*** Begin section ***
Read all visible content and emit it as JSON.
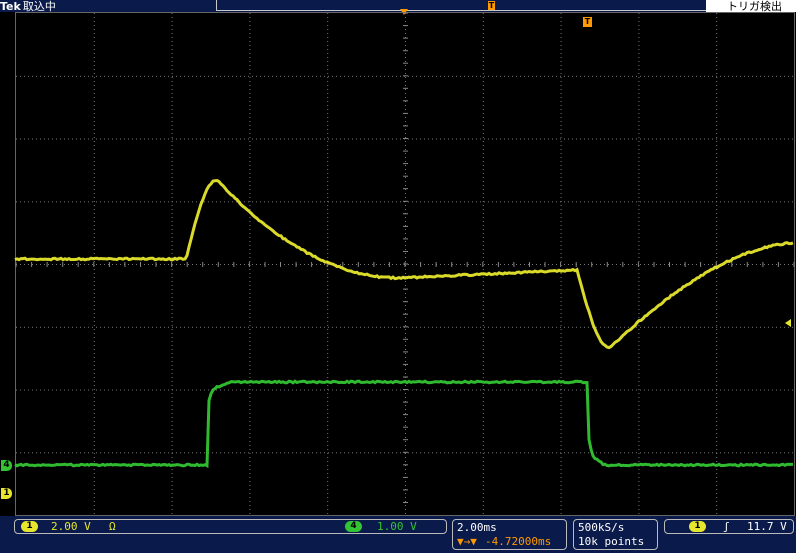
{
  "header": {
    "brand": "Tek",
    "acq_status": "取込中",
    "trigger_status": "トリガ検出",
    "trigger_marker": "T"
  },
  "channels": {
    "ch1": {
      "number": "1",
      "scale": "2.00 V",
      "coupling": "Ω",
      "color": "#e6e62d"
    },
    "ch4": {
      "number": "4",
      "scale": "1.00 V",
      "color": "#33c433"
    }
  },
  "horizontal": {
    "scale": "2.00ms",
    "position_label": "▼→▼",
    "position_value": "-4.72000ms"
  },
  "acquisition": {
    "sample_rate": "500kS/s",
    "record_length": "10k points"
  },
  "trigger": {
    "source": "1",
    "slope_icon": "rising-edge",
    "slope_glyph": "ʃ",
    "level": "11.7 V"
  },
  "colors": {
    "background": "#000000",
    "bar": "#0a1a4a",
    "trigger_accent": "#ff9a00"
  }
}
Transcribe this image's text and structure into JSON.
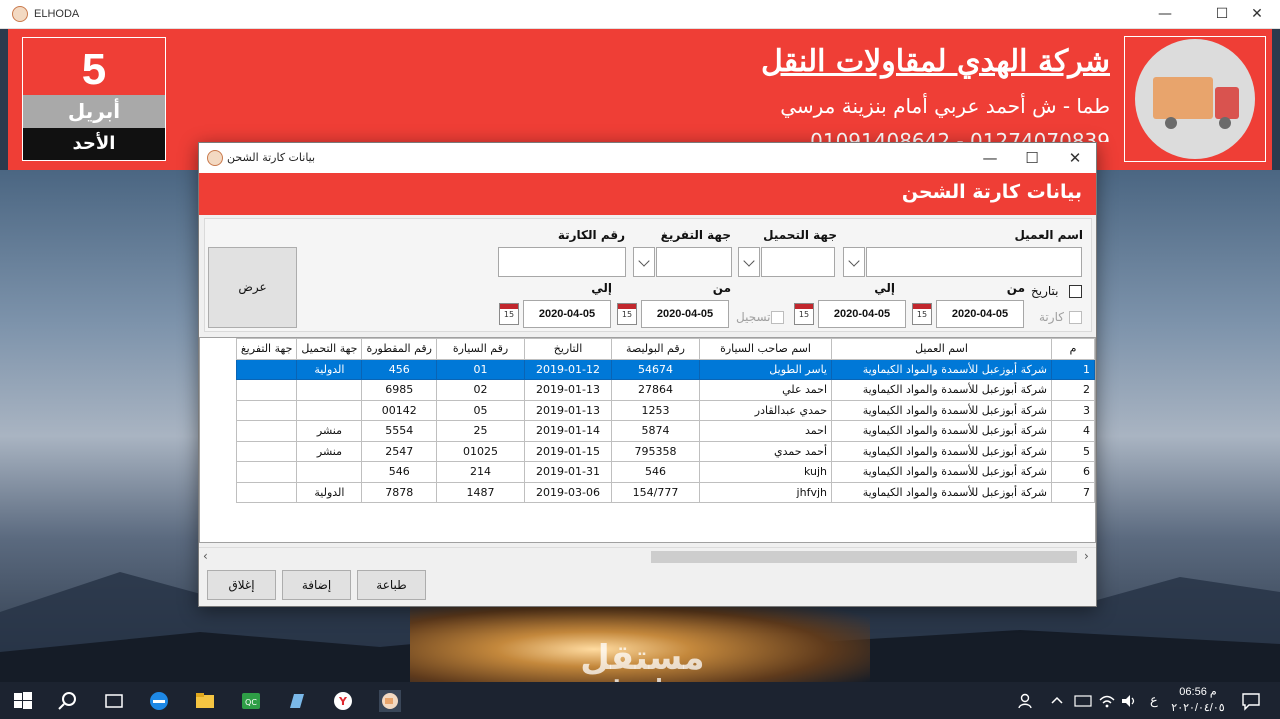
{
  "app": {
    "title": "ELHODA",
    "min": "—",
    "max": "☐",
    "close": "✕"
  },
  "header": {
    "date_day": "5",
    "date_month": "أبريل",
    "date_weekday": "الأحد",
    "company_name": "شركة الهدي لمقاولات النقل",
    "address": "طما - ش أحمد عربي أمام بنزينة مرسي",
    "phones": "01091408642 - 01274070839"
  },
  "dialog": {
    "title": "بيانات كارتة الشحن",
    "banner_title": "بيانات كارتة الشحن",
    "min": "—",
    "max": "☐",
    "close": "✕"
  },
  "filters": {
    "customer_label": "اسم العميل",
    "loading_label": "جهة التحميل",
    "unloading_label": "جهة التفريغ",
    "card_no_label": "رقم الكارتة",
    "customer_value": "",
    "loading_value": "",
    "unloading_value": "",
    "card_no_value": "",
    "by_date_label": "بتاريخ",
    "card_label": "كارتة",
    "register_label": "تسجيل",
    "from_label_1": "من",
    "to_label_1": "إلي",
    "from_label_2": "من",
    "to_label_2": "إلي",
    "date_from_1": "2020-04-05",
    "date_to_1": "2020-04-05",
    "date_from_2": "2020-04-05",
    "date_to_2": "2020-04-05",
    "calendar_glyph": "15",
    "show_button": "عرض"
  },
  "grid": {
    "columns": [
      "م",
      "اسم العميل",
      "اسم صاحب السيارة",
      "رقم البوليصة",
      "التاريخ",
      "رقم السيارة",
      "رقم المقطورة",
      "جهة التحميل",
      "جهة التفريغ"
    ],
    "rows": [
      [
        "1",
        "شركة أبوزعبل للأسمدة والمواد الكيماوية",
        "ياسر الطويل",
        "54674",
        "2019-01-12",
        "01",
        "456",
        "الدولية",
        ""
      ],
      [
        "2",
        "شركة أبوزعبل للأسمدة والمواد الكيماوية",
        "احمد علي",
        "27864",
        "2019-01-13",
        "02",
        "6985",
        "",
        ""
      ],
      [
        "3",
        "شركة أبوزعبل للأسمدة والمواد الكيماوية",
        "حمدي عبدالقادر",
        "1253",
        "2019-01-13",
        "05",
        "00142",
        "",
        ""
      ],
      [
        "4",
        "شركة أبوزعبل للأسمدة والمواد الكيماوية",
        "احمد",
        "5874",
        "2019-01-14",
        "25",
        "5554",
        "منشر",
        ""
      ],
      [
        "5",
        "شركة أبوزعبل للأسمدة والمواد الكيماوية",
        "أحمد حمدي",
        "795358",
        "2019-01-15",
        "01025",
        "2547",
        "منشر",
        ""
      ],
      [
        "6",
        "شركة أبوزعبل للأسمدة والمواد الكيماوية",
        "kujh",
        "546",
        "2019-01-31",
        "214",
        "546",
        "",
        ""
      ],
      [
        "7",
        "شركة أبوزعبل للأسمدة والمواد الكيماوية",
        "jhfvjh",
        "154/777",
        "2019-03-06",
        "1487",
        "7878",
        "الدولية",
        ""
      ]
    ],
    "selected_row": 0
  },
  "buttons": {
    "print": "طباعة",
    "add": "إضافة",
    "close": "إغلاق"
  },
  "watermark": {
    "arabic": "مستقل",
    "latin": "mostaql.com"
  },
  "taskbar": {
    "time": "06:56 م",
    "date": "٢٠٢٠/٠٤/٠٥",
    "lang": "ع"
  }
}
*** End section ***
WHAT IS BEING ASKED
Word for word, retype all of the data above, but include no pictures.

YOUR RESPONSE
Read all visible content and emit it as JSON.
{
  "header": {
    "brand": "Tek",
    "acq_status": "取込中",
    "trigger_status": "トリガ検出",
    "trigger_marker": "T"
  },
  "channels": {
    "ch1": {
      "number": "1",
      "scale": "2.00 V",
      "coupling": "Ω",
      "color": "#e6e62d"
    },
    "ch4": {
      "number": "4",
      "scale": "1.00 V",
      "color": "#33c433"
    }
  },
  "horizontal": {
    "scale": "2.00ms",
    "position_label": "▼→▼",
    "position_value": "-4.72000ms"
  },
  "acquisition": {
    "sample_rate": "500kS/s",
    "record_length": "10k points"
  },
  "trigger": {
    "source": "1",
    "slope_icon": "rising-edge",
    "slope_glyph": "ʃ",
    "level": "11.7 V"
  },
  "colors": {
    "background": "#000000",
    "bar": "#0a1a4a",
    "trigger_accent": "#ff9a00"
  }
}
Transcribe this image's text and structure into JSON.
{
  "app": {
    "title": "ELHODA",
    "min": "—",
    "max": "☐",
    "close": "✕"
  },
  "header": {
    "date_day": "5",
    "date_month": "أبريل",
    "date_weekday": "الأحد",
    "company_name": "شركة الهدي لمقاولات النقل",
    "address": "طما - ش أحمد عربي أمام بنزينة مرسي",
    "phones": "01091408642 - 01274070839"
  },
  "dialog": {
    "title": "بيانات كارتة الشحن",
    "banner_title": "بيانات كارتة الشحن",
    "min": "—",
    "max": "☐",
    "close": "✕"
  },
  "filters": {
    "customer_label": "اسم العميل",
    "loading_label": "جهة التحميل",
    "unloading_label": "جهة التفريغ",
    "card_no_label": "رقم الكارتة",
    "customer_value": "",
    "loading_value": "",
    "unloading_value": "",
    "card_no_value": "",
    "by_date_label": "بتاريخ",
    "card_label": "كارتة",
    "register_label": "تسجيل",
    "from_label_1": "من",
    "to_label_1": "إلي",
    "from_label_2": "من",
    "to_label_2": "إلي",
    "date_from_1": "2020-04-05",
    "date_to_1": "2020-04-05",
    "date_from_2": "2020-04-05",
    "date_to_2": "2020-04-05",
    "calendar_glyph": "15",
    "show_button": "عرض"
  },
  "grid": {
    "columns": [
      "م",
      "اسم العميل",
      "اسم صاحب السيارة",
      "رقم البوليصة",
      "التاريخ",
      "رقم السيارة",
      "رقم المقطورة",
      "جهة التحميل",
      "جهة التفريغ"
    ],
    "rows": [
      [
        "1",
        "شركة أبوزعبل للأسمدة والمواد الكيماوية",
        "ياسر الطويل",
        "54674",
        "2019-01-12",
        "01",
        "456",
        "الدولية",
        ""
      ],
      [
        "2",
        "شركة أبوزعبل للأسمدة والمواد الكيماوية",
        "احمد علي",
        "27864",
        "2019-01-13",
        "02",
        "6985",
        "",
        ""
      ],
      [
        "3",
        "شركة أبوزعبل للأسمدة والمواد الكيماوية",
        "حمدي عبدالقادر",
        "1253",
        "2019-01-13",
        "05",
        "00142",
        "",
        ""
      ],
      [
        "4",
        "شركة أبوزعبل للأسمدة والمواد الكيماوية",
        "احمد",
        "5874",
        "2019-01-14",
        "25",
        "5554",
        "منشر",
        ""
      ],
      [
        "5",
        "شركة أبوزعبل للأسمدة والمواد الكيماوية",
        "أحمد حمدي",
        "795358",
        "2019-01-15",
        "01025",
        "2547",
        "منشر",
        ""
      ],
      [
        "6",
        "شركة أبوزعبل للأسمدة والمواد الكيماوية",
        "kujh",
        "546",
        "2019-01-31",
        "214",
        "546",
        "",
        ""
      ],
      [
        "7",
        "شركة أبوزعبل للأسمدة والمواد الكيماوية",
        "jhfvjh",
        "154/777",
        "2019-03-06",
        "1487",
        "7878",
        "الدولية",
        ""
      ]
    ],
    "selected_row": 0
  },
  "buttons": {
    "print": "طباعة",
    "add": "إضافة",
    "close": "إغلاق"
  },
  "watermark": {
    "arabic": "مستقل",
    "latin": "mostaql.com"
  },
  "taskbar": {
    "time": "06:56 م",
    "date": "٢٠٢٠/٠٤/٠٥",
    "lang": "ع"
  }
}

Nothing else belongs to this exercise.